NEW YORK — For those not satisfied with just a premium phone, Samsung and LG are offering two models best described as the Lamborghinis of smartphones. Here's what you get. By Anick Jesdanun. SENT: 640 words, photos.
— CHINA-HANERGY — The share price of a leading Chinese manufacturer of solar panels plunge by almost half and a second company warns it might face trouble paying its debts. SENT: 300 words.
BRUSSELS — U.S. restrictions on access to documents and insistence on secrecy are undermining trust in trans-Atlantic trade talks and anti-terror data exchanges, the European Union's transparency watchdog says. By Lorne Cook. SENT: 500 words, photos.

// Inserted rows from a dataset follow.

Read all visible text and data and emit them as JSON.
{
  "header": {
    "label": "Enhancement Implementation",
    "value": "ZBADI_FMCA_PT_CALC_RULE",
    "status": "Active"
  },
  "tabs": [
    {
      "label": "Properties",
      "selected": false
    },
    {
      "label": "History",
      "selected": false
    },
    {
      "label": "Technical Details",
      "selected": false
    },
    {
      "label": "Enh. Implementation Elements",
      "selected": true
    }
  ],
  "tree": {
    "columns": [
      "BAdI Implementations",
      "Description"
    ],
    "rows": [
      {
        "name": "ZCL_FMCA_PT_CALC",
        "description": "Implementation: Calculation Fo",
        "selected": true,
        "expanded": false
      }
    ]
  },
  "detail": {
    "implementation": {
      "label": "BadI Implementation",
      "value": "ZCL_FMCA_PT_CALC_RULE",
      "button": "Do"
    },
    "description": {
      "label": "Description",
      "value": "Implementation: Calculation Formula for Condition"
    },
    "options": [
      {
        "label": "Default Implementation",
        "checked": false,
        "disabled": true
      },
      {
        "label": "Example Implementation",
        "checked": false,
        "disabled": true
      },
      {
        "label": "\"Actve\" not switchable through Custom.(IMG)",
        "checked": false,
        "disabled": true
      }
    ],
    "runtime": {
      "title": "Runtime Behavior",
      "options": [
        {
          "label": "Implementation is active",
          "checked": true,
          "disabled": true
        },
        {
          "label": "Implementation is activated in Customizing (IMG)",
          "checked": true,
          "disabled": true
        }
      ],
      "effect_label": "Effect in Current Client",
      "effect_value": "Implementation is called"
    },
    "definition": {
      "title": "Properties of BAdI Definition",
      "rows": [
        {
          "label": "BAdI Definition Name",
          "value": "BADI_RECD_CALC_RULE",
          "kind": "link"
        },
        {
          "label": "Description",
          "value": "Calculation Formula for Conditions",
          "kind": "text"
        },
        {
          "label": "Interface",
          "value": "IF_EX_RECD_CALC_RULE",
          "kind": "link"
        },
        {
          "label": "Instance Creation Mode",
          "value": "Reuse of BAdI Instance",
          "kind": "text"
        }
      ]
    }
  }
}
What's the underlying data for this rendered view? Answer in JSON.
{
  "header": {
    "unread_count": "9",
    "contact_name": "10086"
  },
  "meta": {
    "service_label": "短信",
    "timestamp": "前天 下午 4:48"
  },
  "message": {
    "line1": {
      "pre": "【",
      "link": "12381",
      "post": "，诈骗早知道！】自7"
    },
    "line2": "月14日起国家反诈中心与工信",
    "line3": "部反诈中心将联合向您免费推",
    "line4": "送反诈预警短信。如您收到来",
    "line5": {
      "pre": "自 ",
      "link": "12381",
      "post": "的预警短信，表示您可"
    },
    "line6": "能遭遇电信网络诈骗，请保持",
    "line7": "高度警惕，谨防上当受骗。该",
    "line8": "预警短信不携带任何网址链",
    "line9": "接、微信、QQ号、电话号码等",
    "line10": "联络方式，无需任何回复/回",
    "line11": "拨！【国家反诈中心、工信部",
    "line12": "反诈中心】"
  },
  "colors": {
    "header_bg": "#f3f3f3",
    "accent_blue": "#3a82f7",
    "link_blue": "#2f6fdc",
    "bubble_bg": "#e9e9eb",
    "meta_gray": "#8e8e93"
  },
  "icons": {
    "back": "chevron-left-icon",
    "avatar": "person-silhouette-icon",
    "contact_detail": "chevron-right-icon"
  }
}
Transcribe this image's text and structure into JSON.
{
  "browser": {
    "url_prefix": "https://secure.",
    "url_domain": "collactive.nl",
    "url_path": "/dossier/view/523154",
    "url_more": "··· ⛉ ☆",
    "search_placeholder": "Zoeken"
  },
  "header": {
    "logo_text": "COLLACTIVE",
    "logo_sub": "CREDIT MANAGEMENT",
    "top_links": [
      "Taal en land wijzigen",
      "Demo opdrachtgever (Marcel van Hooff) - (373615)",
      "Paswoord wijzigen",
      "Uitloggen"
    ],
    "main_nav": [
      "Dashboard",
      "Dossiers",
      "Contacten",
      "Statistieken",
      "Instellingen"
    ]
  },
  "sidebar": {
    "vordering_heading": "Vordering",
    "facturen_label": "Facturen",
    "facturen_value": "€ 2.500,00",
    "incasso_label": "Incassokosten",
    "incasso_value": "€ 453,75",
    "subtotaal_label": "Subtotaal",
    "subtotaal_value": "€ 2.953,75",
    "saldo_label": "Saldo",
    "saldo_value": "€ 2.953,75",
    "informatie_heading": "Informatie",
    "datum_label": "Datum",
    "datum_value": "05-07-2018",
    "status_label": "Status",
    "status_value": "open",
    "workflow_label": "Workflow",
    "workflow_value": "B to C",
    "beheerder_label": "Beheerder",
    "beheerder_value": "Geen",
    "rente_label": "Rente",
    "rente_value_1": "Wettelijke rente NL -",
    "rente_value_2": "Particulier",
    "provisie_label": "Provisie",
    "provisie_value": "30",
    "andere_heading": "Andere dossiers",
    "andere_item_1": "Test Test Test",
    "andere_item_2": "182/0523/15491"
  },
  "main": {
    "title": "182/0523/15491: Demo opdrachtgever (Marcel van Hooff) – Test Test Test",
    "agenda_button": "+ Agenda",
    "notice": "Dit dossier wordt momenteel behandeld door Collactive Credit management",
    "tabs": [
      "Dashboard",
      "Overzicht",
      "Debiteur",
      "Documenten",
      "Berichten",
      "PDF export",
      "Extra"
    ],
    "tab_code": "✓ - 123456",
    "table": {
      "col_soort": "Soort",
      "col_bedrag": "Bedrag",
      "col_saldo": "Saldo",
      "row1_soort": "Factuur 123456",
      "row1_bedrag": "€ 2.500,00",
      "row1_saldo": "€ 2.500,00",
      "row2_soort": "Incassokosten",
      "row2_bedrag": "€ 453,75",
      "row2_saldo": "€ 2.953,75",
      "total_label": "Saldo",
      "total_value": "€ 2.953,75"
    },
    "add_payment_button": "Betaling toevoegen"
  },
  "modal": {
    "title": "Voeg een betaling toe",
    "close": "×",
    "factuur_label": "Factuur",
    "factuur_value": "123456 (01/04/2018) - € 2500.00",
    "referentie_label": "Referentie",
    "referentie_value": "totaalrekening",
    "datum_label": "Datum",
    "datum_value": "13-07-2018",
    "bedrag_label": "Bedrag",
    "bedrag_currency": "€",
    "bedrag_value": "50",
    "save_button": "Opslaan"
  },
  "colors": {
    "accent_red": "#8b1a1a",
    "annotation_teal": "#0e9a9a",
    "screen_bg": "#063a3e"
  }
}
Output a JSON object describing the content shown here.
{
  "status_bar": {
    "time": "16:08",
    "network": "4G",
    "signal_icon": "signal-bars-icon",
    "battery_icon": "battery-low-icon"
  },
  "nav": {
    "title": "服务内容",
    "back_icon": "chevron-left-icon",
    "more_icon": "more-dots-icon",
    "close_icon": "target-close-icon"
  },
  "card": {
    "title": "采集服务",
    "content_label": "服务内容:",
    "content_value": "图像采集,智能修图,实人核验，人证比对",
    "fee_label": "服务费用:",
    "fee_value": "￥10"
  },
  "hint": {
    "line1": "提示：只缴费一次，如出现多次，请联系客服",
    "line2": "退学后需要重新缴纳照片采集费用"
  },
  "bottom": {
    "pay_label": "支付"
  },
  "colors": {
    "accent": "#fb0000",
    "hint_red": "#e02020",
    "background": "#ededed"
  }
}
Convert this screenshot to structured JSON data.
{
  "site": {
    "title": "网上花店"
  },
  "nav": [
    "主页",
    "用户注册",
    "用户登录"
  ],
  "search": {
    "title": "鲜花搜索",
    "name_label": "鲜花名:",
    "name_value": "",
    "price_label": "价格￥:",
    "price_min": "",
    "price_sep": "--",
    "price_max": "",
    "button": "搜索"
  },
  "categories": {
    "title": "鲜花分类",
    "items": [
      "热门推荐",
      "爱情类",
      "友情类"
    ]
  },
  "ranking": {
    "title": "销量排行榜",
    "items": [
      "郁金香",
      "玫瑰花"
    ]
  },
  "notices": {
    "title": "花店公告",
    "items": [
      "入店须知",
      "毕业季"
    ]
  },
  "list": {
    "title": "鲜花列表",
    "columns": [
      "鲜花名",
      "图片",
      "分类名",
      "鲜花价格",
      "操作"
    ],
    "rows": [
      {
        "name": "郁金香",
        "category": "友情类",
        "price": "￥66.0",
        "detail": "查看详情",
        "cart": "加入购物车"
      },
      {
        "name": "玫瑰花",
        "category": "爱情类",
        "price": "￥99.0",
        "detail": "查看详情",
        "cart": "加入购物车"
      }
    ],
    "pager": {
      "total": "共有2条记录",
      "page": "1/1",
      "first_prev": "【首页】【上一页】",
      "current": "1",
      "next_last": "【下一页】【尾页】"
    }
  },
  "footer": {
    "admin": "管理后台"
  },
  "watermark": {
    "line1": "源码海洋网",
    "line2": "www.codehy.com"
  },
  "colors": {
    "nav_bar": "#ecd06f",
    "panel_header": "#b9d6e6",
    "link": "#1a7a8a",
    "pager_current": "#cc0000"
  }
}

TOKYO — Japan's economy grew at a faster-than-expected 2.4 percent annual pace in the January-March quarter, suggesting a recovery is gaining traction despite persisting weakness in corporate and household spending. By Elaine Kurtenbach. SENT: 690 words, photos.
— GREECE-BAILOUT — Greece will not be able to repay a loan to the International Monetary Fund early next month unless a deal is reached with its creditors to unblock bailout funds, the governing party's parliament spokesman says. By Elena Becatoros. SENT: 590 words, photos.
— BRITAIN-ECONOMY — Bank of England policymakers vote unanimously to keep interest rates steady at their meeting this month, even as they hint that record low rates would have to be lifted eventually. SENT: 140 words.